[EXERCISE BRIEF] Collect all lines from the records below that include the word "author".

[Start of section]

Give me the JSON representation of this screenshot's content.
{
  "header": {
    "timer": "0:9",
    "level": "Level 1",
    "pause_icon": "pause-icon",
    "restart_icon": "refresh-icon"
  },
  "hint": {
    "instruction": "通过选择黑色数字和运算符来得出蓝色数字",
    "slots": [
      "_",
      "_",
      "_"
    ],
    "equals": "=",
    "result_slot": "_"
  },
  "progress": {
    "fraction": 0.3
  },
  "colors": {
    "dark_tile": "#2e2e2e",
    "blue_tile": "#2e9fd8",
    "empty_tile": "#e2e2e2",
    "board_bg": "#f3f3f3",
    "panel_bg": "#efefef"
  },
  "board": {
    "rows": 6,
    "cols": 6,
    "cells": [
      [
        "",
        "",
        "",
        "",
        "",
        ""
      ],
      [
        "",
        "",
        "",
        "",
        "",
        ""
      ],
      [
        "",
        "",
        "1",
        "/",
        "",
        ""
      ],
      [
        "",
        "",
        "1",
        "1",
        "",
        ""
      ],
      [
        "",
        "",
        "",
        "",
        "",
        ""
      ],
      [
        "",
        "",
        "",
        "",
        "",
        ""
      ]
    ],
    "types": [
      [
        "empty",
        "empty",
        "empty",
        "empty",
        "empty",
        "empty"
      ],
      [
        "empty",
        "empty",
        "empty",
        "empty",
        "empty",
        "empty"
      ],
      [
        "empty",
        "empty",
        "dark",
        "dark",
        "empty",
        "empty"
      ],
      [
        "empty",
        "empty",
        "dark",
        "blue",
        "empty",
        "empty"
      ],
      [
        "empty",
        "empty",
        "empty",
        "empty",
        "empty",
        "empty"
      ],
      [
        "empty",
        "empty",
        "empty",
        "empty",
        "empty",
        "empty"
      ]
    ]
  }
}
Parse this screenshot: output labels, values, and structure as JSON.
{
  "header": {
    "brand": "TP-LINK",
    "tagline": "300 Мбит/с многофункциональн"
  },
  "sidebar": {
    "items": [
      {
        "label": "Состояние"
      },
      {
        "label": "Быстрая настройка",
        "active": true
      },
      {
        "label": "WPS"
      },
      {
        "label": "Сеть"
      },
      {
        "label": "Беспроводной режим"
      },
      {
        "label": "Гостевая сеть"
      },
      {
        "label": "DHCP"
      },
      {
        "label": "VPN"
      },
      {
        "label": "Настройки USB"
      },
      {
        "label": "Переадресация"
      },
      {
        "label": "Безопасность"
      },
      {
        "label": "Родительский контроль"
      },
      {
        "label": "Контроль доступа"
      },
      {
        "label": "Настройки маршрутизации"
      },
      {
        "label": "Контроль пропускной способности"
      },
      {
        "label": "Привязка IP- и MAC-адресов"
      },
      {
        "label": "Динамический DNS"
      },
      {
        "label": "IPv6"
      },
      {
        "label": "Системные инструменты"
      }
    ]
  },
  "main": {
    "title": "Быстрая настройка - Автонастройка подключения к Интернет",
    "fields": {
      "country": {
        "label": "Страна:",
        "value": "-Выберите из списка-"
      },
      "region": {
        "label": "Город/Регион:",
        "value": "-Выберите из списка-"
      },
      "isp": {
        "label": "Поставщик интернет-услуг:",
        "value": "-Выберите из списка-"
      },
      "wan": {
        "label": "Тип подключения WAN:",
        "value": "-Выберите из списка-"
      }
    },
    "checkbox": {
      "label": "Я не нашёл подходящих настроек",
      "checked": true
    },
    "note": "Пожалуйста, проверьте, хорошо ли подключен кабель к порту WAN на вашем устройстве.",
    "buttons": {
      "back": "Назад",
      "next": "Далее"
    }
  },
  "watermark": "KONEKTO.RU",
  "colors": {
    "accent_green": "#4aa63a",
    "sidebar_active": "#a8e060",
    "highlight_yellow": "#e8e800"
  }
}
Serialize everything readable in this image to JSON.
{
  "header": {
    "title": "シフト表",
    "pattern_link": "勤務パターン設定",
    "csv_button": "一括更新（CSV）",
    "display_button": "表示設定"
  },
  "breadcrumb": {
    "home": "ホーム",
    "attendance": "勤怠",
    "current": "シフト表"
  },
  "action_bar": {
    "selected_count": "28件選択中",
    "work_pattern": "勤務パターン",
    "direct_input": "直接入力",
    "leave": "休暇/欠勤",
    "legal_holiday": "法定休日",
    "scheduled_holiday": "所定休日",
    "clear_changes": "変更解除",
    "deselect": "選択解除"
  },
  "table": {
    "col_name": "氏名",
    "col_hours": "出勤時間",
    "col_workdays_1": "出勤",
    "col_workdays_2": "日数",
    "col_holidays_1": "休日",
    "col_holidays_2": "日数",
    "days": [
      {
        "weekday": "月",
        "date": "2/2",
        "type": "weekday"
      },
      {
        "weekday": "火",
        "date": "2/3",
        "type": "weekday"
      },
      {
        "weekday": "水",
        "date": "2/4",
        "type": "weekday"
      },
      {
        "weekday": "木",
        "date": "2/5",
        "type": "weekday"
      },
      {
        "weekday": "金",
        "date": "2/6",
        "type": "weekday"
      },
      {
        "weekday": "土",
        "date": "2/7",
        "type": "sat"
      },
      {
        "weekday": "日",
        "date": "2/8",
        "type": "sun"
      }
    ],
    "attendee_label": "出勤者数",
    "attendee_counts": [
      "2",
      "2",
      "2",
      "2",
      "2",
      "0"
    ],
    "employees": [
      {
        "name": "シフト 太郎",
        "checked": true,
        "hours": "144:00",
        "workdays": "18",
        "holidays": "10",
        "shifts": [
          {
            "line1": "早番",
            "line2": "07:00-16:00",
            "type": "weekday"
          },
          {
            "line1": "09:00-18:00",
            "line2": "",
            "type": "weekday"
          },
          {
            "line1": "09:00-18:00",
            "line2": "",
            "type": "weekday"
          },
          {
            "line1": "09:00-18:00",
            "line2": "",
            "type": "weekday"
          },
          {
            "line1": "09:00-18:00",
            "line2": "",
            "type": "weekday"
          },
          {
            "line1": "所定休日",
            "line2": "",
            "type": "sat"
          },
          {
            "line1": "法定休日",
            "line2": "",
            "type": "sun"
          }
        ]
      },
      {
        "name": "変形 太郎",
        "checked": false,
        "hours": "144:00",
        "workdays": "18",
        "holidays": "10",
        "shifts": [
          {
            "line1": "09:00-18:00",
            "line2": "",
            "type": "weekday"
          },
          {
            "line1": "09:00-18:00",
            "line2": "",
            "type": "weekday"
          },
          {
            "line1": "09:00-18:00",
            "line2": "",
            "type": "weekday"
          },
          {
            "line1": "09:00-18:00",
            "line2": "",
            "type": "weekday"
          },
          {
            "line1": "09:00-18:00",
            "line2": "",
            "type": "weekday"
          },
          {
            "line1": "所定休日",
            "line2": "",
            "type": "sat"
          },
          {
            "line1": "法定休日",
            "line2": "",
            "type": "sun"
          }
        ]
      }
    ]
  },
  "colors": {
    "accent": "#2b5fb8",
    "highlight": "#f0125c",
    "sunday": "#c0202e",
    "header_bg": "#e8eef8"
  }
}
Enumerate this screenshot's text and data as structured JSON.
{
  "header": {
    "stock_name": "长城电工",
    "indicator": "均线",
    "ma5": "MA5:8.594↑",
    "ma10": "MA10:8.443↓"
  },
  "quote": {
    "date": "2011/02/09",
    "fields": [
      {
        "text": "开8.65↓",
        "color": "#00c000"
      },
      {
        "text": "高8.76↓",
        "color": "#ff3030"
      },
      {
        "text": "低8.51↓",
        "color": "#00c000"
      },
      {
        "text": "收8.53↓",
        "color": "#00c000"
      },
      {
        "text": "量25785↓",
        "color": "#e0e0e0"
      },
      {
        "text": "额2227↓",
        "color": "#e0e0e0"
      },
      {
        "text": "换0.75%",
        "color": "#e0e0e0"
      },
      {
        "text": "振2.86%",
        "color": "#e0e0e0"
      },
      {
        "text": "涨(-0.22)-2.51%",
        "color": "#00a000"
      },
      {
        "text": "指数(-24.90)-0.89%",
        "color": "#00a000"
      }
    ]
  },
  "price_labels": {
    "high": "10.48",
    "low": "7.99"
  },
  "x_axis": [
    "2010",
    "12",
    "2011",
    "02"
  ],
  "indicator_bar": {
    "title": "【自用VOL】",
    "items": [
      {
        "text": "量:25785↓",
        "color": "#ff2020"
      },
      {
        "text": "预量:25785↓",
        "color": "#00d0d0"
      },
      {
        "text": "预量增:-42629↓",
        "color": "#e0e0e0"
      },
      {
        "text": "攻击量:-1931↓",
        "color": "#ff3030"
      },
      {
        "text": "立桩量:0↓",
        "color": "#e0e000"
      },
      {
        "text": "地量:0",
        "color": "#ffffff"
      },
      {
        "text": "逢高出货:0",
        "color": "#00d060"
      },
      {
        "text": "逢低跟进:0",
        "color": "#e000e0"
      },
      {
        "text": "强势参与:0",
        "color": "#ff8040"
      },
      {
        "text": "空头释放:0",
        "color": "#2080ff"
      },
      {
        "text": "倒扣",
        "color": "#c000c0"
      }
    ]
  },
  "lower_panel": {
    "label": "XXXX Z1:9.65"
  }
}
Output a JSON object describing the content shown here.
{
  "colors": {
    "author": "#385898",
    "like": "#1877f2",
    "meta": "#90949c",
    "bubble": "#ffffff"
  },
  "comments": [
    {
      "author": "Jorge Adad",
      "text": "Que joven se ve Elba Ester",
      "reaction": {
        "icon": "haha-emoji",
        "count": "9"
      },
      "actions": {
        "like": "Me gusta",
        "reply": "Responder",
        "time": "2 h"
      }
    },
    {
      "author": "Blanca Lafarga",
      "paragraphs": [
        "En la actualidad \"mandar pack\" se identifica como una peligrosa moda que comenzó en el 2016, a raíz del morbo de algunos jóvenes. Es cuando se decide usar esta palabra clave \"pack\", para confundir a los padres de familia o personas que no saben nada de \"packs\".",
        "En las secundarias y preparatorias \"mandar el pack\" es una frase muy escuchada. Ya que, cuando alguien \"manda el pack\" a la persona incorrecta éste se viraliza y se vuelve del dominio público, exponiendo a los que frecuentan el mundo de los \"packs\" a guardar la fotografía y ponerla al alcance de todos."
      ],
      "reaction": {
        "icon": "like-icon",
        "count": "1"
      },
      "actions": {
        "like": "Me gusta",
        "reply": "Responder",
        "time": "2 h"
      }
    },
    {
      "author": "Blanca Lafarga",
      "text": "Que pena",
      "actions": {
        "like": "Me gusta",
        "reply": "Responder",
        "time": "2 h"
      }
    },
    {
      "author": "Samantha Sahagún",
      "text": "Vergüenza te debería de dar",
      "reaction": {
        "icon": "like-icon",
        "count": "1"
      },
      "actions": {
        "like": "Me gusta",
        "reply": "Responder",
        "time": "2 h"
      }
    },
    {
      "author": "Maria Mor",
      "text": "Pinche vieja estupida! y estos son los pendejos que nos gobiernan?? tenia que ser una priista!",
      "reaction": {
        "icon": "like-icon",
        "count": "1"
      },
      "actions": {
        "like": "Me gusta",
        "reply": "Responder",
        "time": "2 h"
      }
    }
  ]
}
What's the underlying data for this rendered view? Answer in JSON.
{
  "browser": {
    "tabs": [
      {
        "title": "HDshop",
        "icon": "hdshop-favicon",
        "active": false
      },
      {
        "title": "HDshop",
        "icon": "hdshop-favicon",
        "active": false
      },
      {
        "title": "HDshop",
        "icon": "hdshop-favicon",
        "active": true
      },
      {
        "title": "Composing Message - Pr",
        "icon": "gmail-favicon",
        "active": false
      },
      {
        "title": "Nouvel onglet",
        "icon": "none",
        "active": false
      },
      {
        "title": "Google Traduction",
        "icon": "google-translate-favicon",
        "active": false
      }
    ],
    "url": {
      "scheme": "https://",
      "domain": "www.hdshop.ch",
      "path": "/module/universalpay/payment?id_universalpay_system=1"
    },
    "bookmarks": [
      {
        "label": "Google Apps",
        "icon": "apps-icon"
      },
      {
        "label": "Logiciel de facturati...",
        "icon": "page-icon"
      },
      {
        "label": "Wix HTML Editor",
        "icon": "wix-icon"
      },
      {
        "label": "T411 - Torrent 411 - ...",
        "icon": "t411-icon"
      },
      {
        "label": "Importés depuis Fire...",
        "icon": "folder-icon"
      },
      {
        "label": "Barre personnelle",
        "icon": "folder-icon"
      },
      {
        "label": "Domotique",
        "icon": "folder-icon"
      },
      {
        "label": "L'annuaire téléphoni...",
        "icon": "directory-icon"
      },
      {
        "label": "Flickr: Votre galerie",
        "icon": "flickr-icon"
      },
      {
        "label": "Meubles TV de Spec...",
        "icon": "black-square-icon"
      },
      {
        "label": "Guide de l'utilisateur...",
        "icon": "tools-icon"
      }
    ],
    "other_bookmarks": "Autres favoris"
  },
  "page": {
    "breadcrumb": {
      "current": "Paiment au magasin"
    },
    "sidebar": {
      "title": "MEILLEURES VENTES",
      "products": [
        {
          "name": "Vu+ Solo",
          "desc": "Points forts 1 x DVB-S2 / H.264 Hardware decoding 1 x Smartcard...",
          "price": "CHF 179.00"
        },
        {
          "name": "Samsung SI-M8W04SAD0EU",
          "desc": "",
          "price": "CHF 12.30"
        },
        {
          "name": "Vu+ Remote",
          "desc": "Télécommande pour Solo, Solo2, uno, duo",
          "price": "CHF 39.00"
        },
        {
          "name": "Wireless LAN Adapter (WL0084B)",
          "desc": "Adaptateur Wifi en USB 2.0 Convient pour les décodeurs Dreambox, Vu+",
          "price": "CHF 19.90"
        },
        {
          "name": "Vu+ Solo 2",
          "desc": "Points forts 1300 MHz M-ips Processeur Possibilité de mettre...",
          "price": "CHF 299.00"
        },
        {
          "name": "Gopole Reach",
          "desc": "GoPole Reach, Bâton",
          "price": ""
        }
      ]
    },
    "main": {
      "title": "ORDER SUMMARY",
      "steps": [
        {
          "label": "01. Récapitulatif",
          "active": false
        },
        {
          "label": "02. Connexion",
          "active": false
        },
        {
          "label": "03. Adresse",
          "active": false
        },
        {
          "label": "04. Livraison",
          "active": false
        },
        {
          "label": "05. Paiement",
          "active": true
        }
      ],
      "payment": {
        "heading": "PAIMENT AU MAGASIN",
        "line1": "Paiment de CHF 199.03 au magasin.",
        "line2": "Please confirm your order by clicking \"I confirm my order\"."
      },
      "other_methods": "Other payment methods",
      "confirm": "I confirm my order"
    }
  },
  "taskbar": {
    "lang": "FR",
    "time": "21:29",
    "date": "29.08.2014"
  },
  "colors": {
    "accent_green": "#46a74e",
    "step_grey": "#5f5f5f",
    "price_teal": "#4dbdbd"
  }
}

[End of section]

[RESPONSE TO THE EXERCISE]
    "author": "#385898",
      "author": "Jorge Adad",
      "author": "Blanca Lafarga",
      "author": "Blanca Lafarga",
      "author": "Samantha Sahagún",
      "author": "Maria Mor",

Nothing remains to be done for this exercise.